There are more and more of them.
The first Olympic marathon in Athens in 1896 involved 17 athletes. The winner, then, covered the 42-kilometre distance in 2:58:50 - today a respectable time, but almost an hour worse than the fastest marathon runners of today.
Also, we now understand a lot more about the phenomenon of long-distance running from a scientific point of view, from the effects on health to psychological motivation.
The vast majority of marathon runners do not expect to win Olympic medals or have their names commemorated in sports history books. Training alone, however, takes up a lot of time, energy and energy, and the race itself is excruciating even for the champions.
Despite all this, the number of marathon runners in the USA, for example, has increased by 255% since 1980 and the number of entries for the London Marathon and the Alton Towers Half Marathon has grown every year (there are now nearly a quarter of a million runners, compared to just 50,000 places).
To give you an example, 1,298,725 people completed the marathon distance worldwide in 2018.
For health - including mental health
The most obvious reasons why people are drawn to 'marathon running' are clear - the positive effects of running on physical and mental health.
Of course, some people worry about whether the rigours of training and exhausting competitions will harm their bodies, especially if you're ill-equipped.
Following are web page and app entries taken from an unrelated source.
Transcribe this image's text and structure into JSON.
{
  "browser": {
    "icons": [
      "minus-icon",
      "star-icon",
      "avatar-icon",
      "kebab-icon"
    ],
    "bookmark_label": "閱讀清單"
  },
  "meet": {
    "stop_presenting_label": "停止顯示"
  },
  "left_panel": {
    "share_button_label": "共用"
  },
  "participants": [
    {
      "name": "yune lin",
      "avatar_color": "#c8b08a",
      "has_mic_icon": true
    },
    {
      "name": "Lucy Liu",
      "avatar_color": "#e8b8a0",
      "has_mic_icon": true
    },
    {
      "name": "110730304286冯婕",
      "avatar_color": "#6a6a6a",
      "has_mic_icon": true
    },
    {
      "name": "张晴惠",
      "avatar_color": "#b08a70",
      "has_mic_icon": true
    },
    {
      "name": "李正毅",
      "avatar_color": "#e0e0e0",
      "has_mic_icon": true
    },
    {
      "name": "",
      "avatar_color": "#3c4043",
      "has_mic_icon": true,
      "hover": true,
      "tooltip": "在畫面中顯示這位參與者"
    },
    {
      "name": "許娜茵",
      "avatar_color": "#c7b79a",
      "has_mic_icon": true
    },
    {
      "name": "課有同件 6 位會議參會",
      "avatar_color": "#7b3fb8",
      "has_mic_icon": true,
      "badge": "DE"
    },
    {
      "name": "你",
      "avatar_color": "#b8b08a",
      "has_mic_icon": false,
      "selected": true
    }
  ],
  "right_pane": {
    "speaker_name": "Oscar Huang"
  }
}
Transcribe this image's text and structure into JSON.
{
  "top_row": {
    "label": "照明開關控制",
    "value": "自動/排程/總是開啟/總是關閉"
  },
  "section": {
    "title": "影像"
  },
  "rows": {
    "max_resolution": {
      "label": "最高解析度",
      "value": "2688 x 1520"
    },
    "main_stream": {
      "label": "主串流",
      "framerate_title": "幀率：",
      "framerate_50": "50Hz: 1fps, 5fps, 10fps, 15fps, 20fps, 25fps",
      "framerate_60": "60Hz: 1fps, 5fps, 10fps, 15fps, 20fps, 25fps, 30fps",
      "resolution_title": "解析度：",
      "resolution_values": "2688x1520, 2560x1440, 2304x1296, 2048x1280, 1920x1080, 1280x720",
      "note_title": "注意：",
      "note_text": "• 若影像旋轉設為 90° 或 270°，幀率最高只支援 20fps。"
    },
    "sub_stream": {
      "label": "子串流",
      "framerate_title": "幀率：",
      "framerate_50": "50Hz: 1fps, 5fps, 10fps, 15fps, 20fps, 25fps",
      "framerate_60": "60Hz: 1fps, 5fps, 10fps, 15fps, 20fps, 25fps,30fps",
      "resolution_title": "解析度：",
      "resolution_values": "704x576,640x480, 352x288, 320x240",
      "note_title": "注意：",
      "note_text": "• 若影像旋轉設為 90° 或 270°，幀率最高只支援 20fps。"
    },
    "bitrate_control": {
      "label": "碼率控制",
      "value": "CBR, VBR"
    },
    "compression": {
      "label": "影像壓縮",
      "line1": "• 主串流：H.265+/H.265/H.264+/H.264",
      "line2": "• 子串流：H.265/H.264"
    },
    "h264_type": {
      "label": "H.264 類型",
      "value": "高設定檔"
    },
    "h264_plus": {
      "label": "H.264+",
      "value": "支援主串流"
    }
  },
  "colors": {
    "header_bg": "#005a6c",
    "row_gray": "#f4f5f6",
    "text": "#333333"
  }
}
But it seems that the health benefits more than outweigh the risks when training properly.
The benefits of losing weight and keeping your cardiovascular system in check are well known, but research is constantly revealing more and more benefits of long-distance running.
For example, marathons reduce the age of your arteries and also seem to improve cognitive brain function and eye health (as shown in a recent study by scientists from the University of Augsburg in Germany).
Are women better runners?
Research shows that women are better at keeping up with the pace of running over the marathon distance than men.
Jens Andersen, a marathon runner and statistician at the Copenhagen Business School in Copenhagen, collected data from 131 marathons and studied the degree to which runners of both sexes slowed down over the course. The men's speed dropped more sharply during the deceleration period.
Although men tend to perform better than women in marathons, women may have an advantage over ultra-long runs due to the fact that they have more aerobic ('slow') muscle fibres, which help them cope better with fatigue.
Drunk from running
Finally, the last often-cited motivating factor for long-distance runners is that special sensation known as 'runner's euphoria' (a state of particular elation, similar to mild intoxication, seen in athletes during prolonged physical activity, resulting in an increased resistance to pain and fatigue), that is the real pleasure of running. So what goes on in the brains of marathon runners?
Endorphin hormones are thought to play a role, but the tranquil state of quiet joy that some people report may be due to elevated levels of endocannabinoids in the blood.
As a result, during a long-distance run, the brain may weaken or erase the memory of pain.